We are interested in how human cells decide to divide, the signalling regulating mitotic entry and its interplay with DNA-damage checkpoints.
Entry into mitosis is regulated by a complex signalling network, converging on activation of mitotic Cyclin-Cdk complexes. To prevent transmission of mutations, this network is strictly controlled by DNA-damage checkpoints. In fact, DNA-damage checkpoint signalling and mitotic entry signalling can both modify each other. Because of these modifications, the decision to enter mitosis is taken differently after recovery from a DNA-damage checkpoint compared to during unperturbed growth.

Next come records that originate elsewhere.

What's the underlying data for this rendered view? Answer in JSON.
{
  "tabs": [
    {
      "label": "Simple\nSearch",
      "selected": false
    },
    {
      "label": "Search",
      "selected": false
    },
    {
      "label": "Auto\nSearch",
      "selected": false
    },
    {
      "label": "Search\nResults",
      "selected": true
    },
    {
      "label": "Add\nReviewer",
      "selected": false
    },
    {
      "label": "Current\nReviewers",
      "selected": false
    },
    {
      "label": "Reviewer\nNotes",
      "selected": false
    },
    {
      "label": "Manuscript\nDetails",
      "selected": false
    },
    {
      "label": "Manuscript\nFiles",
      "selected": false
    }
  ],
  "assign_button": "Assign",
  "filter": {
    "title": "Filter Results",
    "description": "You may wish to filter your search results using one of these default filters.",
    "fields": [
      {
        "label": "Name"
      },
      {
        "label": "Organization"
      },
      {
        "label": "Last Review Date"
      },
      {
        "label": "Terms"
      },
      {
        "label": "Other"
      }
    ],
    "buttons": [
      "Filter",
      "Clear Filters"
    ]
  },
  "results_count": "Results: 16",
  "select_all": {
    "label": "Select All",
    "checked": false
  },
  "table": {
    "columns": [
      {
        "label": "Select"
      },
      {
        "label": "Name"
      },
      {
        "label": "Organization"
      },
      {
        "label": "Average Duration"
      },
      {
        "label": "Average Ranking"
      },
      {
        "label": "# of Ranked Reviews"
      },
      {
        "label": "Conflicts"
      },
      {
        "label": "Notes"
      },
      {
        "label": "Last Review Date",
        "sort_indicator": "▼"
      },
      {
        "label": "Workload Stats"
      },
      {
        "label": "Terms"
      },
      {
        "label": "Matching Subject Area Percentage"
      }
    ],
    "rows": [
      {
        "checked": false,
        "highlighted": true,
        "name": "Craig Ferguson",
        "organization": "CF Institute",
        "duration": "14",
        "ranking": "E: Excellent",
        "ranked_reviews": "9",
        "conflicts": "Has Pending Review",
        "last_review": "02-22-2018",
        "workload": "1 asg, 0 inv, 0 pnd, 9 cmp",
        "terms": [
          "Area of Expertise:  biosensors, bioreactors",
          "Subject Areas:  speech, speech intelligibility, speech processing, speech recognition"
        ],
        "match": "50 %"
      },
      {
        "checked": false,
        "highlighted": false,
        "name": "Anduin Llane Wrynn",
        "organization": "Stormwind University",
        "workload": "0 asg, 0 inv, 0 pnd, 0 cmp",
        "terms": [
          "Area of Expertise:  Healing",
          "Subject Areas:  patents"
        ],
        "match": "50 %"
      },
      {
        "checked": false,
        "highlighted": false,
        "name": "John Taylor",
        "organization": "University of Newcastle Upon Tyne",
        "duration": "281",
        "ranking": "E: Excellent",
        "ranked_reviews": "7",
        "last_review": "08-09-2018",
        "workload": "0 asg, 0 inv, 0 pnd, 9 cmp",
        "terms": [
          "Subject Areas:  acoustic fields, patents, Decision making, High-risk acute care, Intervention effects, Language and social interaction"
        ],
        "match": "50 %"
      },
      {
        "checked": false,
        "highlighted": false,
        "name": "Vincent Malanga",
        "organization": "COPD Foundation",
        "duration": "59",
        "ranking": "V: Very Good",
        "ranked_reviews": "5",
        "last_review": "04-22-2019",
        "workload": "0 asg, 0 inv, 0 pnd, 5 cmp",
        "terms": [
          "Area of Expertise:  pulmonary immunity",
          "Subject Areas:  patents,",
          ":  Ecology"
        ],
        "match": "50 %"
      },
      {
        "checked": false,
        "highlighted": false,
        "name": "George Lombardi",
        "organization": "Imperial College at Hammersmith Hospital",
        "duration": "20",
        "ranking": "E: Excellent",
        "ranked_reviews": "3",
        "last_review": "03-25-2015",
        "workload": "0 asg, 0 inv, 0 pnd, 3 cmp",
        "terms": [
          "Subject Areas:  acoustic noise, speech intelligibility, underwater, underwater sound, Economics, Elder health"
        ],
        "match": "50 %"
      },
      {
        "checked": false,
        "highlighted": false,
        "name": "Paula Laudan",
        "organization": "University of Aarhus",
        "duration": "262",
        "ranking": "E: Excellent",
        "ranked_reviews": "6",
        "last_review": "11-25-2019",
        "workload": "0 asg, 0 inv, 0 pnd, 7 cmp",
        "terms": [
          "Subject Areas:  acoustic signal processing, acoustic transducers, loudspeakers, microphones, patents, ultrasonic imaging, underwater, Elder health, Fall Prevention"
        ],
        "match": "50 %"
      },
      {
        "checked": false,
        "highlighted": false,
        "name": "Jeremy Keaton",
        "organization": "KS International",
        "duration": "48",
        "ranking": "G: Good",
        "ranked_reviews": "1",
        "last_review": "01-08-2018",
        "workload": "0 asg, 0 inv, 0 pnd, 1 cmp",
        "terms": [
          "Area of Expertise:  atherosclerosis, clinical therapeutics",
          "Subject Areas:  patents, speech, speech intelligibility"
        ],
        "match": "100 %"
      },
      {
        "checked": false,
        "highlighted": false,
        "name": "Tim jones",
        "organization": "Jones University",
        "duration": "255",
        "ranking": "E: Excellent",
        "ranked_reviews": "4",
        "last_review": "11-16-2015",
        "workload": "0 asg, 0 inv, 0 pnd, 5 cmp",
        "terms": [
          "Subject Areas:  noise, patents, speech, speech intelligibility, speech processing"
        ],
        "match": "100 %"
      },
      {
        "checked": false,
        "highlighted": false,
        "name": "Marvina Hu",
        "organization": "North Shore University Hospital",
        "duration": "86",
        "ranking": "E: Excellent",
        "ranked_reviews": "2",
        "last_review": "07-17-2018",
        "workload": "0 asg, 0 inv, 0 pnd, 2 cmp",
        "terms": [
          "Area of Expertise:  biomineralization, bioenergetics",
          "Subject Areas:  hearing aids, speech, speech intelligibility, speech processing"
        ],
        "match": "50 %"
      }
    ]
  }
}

We focus on two main approaches to study the mitotic entry network and its interplay with DNA-damage checkpoints. First, we investigate the function and regulation of individual proteins involved in these processes. Second, we assemble experimentally derived biophysical models to study how these proteins function together. To support both of these approaches we also focus on developing novel microscopy-based techniques.
|Karen Akopyan||Senior lab manager|

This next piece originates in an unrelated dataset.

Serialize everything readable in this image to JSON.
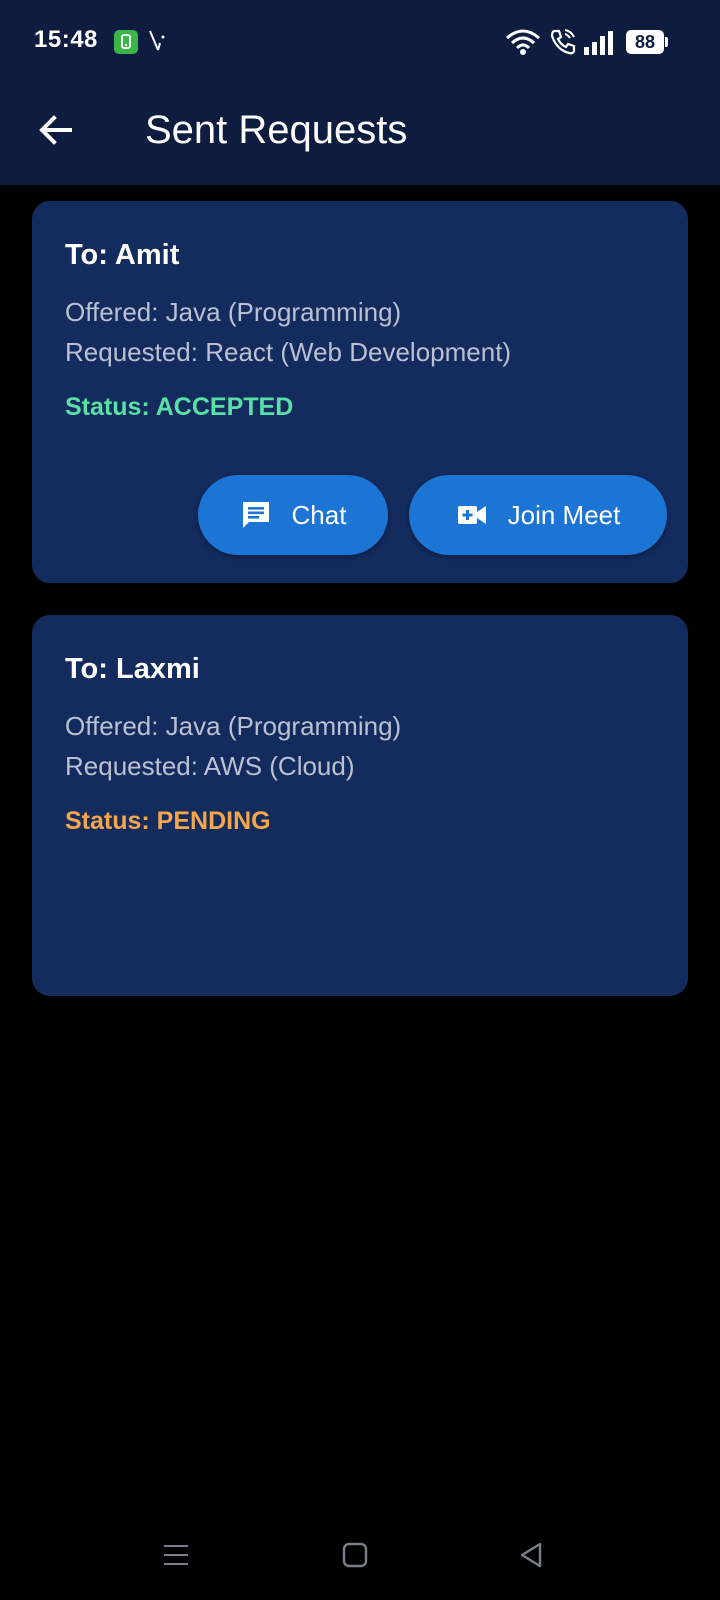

|Arne Lindqvist||Senior researcher|
|Anna Middleton||R&D trainee, Graduate Student|
DNA Replication Determines Timing of Mitosis by Restricting CDK1 and PLK1 Activation.
Mol. Cell 2018 Jul;71(1):117-128.e3
ATM/Wip1 activities at chromatin control Plk1 re-activation to determine G2 checkpoint duration.
EMBO J. 2017 07;36(14):2161-2176
Residual Cdk1/2 activity after DNA damage promotes senescence.
Aging Cell 2017 06;16(3):575-584
Nuclear translocation of Cyclin B1 marks the restriction point for terminal cell cycle exit in G2 phase.
Cell Cycle 2014 ;13(17):2733-43
Assessing kinetics from fixed cells reveals activation of the mitotic entry network at the S/G2 transition.
Mol. Cell 2014 Mar;53(5):843-53